Change the Way you view Work

For years now, in addition to the local papers, I subscribe to The Wall Street Journal, International Herald Tribune (now renamed International New York Times) and Financial Times.

These are delivered to my residence every morning.

TODAY is a local tabloid given free of charge but residents of only certain locales receive it. Since I wanted another view (as opposed to the staid Straits Times) I actually pay for TODAY to be delivered as well.

The people behind TODAY tells me that what I pay goes to the delivery person.

But the delivery person sure behaves as if someone has put a gun to his head and forced him to deliver the paper to me grudgingly.

Let me explain.

All the papers I receive every morning, other than TODAY, are delivered with meticulous care – the delivery personnel either puts them at the grills of my gate or on a shelf next to my door. They take care delivering these papers.

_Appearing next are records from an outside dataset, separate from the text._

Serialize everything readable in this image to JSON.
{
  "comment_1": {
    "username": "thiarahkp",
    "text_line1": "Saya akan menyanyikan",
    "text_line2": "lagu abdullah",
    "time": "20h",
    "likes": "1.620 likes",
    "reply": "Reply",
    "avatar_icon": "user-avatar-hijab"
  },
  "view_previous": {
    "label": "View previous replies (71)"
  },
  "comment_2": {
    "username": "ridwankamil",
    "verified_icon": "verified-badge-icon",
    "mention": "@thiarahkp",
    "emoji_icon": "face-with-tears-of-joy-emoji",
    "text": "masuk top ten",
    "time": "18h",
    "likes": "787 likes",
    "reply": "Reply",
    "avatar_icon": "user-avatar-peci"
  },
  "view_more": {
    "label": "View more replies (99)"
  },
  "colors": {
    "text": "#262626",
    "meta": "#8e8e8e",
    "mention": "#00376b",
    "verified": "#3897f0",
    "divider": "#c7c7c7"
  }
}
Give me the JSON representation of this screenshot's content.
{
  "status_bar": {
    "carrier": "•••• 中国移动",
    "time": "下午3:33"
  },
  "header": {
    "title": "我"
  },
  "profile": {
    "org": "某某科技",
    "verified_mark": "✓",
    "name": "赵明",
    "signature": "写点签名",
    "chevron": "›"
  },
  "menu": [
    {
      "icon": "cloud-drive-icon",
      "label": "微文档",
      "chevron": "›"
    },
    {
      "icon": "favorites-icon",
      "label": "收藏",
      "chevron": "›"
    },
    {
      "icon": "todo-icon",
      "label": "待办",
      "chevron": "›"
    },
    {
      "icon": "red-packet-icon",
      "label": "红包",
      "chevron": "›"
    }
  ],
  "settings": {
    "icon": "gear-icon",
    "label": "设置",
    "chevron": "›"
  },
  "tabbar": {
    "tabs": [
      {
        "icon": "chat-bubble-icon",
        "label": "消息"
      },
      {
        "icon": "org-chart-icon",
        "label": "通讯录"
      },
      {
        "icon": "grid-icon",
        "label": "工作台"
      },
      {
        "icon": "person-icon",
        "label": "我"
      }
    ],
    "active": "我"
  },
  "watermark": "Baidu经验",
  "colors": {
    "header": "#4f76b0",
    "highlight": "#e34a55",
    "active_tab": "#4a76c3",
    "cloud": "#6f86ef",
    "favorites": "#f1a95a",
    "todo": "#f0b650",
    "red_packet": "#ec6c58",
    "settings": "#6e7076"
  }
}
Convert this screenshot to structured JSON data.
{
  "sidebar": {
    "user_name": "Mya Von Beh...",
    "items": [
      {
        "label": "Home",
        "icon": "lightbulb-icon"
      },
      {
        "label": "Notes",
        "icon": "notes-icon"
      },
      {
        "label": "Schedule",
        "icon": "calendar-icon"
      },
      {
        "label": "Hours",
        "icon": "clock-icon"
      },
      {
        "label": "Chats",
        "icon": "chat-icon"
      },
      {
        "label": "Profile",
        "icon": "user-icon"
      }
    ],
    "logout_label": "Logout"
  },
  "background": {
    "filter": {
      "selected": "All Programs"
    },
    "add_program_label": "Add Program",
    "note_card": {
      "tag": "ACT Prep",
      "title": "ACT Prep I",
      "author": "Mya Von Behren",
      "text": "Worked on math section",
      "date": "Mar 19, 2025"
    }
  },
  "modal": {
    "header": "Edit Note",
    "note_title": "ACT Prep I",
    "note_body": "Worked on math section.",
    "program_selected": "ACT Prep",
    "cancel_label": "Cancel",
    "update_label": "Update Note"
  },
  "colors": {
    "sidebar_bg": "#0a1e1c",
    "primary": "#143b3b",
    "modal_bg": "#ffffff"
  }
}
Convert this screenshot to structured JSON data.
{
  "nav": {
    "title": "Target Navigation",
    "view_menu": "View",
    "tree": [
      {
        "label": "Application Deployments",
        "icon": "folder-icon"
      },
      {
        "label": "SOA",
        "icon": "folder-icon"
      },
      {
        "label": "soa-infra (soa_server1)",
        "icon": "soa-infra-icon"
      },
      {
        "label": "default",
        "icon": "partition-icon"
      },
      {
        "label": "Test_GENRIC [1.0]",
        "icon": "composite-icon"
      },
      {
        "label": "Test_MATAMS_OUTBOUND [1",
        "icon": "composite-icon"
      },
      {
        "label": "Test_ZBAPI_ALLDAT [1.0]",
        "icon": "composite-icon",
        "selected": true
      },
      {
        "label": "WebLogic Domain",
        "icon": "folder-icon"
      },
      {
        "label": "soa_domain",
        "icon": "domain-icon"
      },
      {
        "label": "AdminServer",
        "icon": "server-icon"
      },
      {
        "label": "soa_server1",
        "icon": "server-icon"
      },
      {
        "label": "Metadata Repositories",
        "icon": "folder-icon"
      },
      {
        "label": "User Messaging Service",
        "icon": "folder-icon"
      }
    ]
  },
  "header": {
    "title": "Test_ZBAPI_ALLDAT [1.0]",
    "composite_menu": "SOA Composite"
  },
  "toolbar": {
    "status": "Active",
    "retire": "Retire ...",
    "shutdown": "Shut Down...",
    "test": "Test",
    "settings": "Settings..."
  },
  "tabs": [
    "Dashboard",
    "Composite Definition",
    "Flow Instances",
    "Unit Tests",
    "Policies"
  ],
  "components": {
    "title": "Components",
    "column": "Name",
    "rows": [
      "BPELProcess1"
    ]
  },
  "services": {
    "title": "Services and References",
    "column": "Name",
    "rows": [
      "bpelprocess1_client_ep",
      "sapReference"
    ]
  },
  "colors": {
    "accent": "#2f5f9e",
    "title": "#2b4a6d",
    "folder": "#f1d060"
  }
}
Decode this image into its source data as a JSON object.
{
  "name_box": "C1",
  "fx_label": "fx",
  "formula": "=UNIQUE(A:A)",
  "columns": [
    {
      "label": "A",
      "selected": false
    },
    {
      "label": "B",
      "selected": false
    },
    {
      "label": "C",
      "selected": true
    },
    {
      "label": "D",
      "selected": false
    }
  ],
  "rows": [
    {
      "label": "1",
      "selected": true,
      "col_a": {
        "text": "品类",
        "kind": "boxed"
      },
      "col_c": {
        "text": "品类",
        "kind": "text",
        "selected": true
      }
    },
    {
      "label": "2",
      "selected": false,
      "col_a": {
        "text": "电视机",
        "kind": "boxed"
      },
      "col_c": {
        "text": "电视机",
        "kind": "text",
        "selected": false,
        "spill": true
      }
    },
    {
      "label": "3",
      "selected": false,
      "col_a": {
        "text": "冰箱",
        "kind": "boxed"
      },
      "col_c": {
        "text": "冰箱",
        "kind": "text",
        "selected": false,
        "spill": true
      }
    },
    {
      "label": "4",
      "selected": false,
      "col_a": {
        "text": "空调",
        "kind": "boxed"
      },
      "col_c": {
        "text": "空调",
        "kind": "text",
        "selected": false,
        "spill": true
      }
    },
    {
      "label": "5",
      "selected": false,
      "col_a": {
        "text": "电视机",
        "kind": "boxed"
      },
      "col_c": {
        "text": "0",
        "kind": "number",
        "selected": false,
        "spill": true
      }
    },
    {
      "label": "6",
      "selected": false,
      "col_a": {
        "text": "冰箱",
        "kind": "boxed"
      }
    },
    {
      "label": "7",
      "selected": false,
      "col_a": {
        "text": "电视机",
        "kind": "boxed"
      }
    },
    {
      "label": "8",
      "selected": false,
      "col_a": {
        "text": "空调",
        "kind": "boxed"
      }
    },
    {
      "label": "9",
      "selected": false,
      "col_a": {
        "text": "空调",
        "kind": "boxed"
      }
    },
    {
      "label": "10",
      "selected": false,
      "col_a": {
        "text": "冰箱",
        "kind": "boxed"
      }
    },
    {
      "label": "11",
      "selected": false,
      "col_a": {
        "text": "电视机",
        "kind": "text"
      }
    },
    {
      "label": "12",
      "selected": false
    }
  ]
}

On the contrary the TODAY delivery person simply carelessly dumps TODAY on the floor outside my house, often with the pages of the papers strewn askew.

Not a big deal but it reminded me of an old story about two bricklayers.

When asked what they were doing, one said he’s building “just another church” while the other announced with pride “I’m building a house of God.”

It’s all about attitudes isn’t it?

Though it is said that work defines a person – since so much time is spent at work – you’ll be surprised at the way some people go about doing their work.

There are those who put in more than they should but far too many exhibit poor work ethics.

They do the barest minimum to get by. They take advantage of their employers’ kindness whenever possible. They have no passion for what they do. They will not go the extra mile, or put in extra effort. The output of a person’s work is a testament of a person’s character but these people don’t seem to know this, and if they do, they don’t seem to care.

Yet they gripe about others taking over their jobs, or getting bypassed for promotions, or complain that they are not getting a bonus at year end.

These slackers are audacious enough to think that they deserve promotions and bonuses when a simple no-brainer act like delivering a newspaper cannot be done well.

The fruits of your labor give a glimpse into the type of person you are.

I always ask the people who work with me three questions:

  1. Have you done your best?
  2. Is this the best you can do?
  3. How can you do better than this?

It’s high time some people change their attitude towards work.

You will be judged by the fruits of your labor.